───── Provided information ─────

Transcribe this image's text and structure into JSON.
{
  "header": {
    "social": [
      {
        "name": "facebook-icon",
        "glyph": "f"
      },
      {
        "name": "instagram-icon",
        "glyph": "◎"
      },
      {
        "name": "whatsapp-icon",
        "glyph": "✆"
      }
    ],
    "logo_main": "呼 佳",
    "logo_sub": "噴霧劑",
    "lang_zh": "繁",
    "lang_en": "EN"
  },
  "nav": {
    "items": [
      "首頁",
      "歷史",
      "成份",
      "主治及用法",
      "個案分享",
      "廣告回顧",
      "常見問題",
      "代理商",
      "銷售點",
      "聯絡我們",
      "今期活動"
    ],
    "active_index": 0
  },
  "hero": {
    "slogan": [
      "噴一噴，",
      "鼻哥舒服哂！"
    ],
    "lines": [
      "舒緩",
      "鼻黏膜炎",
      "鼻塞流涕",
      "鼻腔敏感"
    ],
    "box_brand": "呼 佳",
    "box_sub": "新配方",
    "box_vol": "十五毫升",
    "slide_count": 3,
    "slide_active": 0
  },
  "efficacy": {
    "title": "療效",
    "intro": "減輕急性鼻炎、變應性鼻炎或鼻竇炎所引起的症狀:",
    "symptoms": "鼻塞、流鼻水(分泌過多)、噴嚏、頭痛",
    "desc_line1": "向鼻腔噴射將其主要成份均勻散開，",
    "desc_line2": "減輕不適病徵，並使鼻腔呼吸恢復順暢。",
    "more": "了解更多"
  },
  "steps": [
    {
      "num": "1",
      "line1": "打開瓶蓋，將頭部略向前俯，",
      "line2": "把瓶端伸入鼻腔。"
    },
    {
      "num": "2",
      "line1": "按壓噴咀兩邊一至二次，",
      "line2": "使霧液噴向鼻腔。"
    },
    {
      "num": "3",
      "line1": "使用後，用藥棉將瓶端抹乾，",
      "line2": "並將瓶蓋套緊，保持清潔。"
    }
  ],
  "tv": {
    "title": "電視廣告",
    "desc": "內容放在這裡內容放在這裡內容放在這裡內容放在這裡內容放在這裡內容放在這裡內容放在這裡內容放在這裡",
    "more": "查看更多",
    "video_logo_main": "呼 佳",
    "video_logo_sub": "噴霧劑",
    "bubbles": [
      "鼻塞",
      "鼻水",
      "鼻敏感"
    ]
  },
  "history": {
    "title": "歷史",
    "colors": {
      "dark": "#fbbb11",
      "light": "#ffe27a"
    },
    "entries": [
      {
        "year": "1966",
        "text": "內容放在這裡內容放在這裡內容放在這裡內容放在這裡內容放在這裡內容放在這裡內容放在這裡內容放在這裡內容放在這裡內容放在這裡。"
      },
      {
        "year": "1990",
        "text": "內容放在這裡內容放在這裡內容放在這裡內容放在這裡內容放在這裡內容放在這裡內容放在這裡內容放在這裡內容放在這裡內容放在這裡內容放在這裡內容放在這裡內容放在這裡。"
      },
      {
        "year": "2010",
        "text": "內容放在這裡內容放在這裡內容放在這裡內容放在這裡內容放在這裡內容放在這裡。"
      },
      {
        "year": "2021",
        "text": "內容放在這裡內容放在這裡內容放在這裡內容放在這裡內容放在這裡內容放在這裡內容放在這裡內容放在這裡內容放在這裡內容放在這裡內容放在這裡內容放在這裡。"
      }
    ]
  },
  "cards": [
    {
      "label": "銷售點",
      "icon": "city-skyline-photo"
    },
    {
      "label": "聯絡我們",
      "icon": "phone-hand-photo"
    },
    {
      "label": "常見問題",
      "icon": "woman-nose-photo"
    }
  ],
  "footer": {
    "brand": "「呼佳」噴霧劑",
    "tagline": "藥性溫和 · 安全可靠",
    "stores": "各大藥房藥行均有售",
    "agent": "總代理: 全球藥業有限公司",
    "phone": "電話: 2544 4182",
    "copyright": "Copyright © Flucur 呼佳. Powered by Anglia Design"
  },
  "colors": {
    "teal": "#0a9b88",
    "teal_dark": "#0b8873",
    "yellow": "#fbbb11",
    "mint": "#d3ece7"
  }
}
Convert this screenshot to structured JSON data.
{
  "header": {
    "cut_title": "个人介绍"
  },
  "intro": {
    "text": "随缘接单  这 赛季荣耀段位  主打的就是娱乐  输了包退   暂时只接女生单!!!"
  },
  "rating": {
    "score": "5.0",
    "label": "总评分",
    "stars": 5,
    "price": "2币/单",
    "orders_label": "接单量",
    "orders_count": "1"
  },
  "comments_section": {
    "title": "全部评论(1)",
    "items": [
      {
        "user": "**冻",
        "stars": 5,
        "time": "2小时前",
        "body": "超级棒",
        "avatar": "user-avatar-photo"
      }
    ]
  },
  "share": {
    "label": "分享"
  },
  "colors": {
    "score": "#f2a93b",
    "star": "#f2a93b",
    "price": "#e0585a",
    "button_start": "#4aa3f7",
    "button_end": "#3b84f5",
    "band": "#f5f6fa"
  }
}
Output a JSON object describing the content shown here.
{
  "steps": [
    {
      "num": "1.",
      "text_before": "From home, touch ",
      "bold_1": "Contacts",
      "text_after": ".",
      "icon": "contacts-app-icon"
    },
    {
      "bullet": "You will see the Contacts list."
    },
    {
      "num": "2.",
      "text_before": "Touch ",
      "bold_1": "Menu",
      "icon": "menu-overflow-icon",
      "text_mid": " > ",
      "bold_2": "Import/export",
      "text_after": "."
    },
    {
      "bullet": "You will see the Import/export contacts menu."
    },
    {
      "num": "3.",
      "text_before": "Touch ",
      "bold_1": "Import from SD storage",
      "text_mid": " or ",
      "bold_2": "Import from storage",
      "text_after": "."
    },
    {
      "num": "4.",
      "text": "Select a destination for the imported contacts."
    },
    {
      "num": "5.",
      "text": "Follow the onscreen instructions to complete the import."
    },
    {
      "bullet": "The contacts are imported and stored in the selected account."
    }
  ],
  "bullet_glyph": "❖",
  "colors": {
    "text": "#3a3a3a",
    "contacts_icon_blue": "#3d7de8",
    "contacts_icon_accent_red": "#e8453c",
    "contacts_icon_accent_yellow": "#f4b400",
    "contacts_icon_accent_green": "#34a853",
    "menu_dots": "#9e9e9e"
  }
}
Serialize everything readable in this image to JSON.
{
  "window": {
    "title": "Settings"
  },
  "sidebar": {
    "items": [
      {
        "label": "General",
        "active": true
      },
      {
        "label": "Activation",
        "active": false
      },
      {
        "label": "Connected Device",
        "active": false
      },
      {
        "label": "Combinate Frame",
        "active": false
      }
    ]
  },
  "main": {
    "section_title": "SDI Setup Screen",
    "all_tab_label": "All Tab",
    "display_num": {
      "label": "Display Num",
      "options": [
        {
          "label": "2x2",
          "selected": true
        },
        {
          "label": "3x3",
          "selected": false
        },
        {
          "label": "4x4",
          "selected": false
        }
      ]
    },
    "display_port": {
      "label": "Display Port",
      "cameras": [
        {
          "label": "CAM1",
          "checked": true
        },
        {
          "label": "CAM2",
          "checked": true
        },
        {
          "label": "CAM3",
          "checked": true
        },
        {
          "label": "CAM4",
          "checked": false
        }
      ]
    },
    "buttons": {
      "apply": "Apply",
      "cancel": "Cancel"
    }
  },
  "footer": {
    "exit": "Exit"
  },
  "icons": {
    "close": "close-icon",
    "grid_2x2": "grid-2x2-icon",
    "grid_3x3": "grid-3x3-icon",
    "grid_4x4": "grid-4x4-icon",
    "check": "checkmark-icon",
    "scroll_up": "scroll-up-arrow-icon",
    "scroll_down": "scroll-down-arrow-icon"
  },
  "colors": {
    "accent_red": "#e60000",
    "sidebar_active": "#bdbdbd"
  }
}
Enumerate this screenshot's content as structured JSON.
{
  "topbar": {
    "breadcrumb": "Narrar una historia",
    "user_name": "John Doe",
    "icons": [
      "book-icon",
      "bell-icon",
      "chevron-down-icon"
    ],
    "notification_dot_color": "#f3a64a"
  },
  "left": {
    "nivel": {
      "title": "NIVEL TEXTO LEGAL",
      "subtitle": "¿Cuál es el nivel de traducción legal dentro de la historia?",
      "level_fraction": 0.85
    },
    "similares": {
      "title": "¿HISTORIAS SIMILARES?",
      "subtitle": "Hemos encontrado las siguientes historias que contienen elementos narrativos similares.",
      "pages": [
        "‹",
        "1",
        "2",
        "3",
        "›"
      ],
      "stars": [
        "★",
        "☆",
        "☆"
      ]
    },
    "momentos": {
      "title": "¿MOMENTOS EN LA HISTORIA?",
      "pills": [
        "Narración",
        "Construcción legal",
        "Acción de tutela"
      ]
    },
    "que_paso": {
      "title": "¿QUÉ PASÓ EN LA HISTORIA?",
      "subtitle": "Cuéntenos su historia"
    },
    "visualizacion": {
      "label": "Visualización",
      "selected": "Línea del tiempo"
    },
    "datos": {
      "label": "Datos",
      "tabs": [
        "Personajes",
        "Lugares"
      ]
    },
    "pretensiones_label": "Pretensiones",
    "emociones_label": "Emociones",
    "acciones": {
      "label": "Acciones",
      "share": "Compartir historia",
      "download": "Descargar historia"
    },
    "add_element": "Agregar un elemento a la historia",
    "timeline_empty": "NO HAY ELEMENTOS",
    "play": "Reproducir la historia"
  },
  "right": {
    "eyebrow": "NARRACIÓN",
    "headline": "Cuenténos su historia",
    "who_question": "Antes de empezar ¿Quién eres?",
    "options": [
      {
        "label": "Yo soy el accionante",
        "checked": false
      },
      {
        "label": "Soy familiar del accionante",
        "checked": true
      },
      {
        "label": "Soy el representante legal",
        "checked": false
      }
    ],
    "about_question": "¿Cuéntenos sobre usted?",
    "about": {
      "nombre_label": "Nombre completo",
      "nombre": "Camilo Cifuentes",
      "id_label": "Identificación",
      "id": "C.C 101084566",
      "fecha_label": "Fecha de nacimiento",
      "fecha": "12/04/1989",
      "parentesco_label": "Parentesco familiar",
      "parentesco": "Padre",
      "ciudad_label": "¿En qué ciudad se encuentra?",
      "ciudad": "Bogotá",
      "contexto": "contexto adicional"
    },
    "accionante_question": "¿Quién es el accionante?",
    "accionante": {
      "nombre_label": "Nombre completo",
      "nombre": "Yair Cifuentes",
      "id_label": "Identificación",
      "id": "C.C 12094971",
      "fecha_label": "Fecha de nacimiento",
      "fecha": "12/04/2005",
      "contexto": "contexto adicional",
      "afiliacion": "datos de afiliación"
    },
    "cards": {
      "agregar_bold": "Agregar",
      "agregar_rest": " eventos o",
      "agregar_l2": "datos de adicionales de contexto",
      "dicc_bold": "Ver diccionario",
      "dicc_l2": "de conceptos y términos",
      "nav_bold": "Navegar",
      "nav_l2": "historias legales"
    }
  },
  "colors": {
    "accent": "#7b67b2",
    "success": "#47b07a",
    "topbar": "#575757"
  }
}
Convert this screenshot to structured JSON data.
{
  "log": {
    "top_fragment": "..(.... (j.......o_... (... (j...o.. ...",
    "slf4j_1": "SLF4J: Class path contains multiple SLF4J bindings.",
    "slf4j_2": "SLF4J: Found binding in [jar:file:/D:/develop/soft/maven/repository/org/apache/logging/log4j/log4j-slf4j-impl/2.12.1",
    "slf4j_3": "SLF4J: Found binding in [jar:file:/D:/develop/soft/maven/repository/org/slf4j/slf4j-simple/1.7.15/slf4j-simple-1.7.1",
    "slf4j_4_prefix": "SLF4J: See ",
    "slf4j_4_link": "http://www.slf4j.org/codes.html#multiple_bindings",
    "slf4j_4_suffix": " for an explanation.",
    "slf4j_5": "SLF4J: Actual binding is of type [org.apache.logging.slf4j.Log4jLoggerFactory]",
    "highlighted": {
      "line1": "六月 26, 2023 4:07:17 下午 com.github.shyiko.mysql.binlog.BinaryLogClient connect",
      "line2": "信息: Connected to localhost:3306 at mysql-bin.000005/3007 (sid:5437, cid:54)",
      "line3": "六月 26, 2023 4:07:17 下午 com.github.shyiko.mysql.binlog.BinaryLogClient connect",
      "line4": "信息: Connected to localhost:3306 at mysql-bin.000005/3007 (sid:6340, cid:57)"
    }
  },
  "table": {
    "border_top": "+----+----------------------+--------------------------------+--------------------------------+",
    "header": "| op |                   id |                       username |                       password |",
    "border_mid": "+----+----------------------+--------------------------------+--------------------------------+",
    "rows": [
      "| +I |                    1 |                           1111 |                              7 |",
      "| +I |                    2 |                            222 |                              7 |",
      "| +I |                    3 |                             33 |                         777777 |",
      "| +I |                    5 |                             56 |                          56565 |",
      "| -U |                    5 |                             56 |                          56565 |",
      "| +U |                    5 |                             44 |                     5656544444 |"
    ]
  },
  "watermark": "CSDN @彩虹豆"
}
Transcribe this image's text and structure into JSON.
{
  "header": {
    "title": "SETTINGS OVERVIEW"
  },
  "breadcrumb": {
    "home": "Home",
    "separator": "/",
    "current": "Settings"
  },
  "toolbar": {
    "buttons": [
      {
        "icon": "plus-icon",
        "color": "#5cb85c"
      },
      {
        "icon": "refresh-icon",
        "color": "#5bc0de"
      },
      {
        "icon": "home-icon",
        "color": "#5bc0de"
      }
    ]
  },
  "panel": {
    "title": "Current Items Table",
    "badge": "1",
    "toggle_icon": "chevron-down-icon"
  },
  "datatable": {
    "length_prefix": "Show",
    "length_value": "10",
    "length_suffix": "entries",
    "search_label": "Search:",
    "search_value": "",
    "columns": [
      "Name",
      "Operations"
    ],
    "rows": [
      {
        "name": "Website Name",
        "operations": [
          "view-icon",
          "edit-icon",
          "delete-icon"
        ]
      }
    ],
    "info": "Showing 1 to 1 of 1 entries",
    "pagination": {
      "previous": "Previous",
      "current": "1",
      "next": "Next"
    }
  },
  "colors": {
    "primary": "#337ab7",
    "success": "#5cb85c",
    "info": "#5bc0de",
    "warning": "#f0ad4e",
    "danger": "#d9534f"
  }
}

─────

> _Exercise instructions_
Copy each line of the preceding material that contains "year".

> _Response below_
        "year": "1966",
        "year": "1990",
        "year": "2010",
        "year": "2021",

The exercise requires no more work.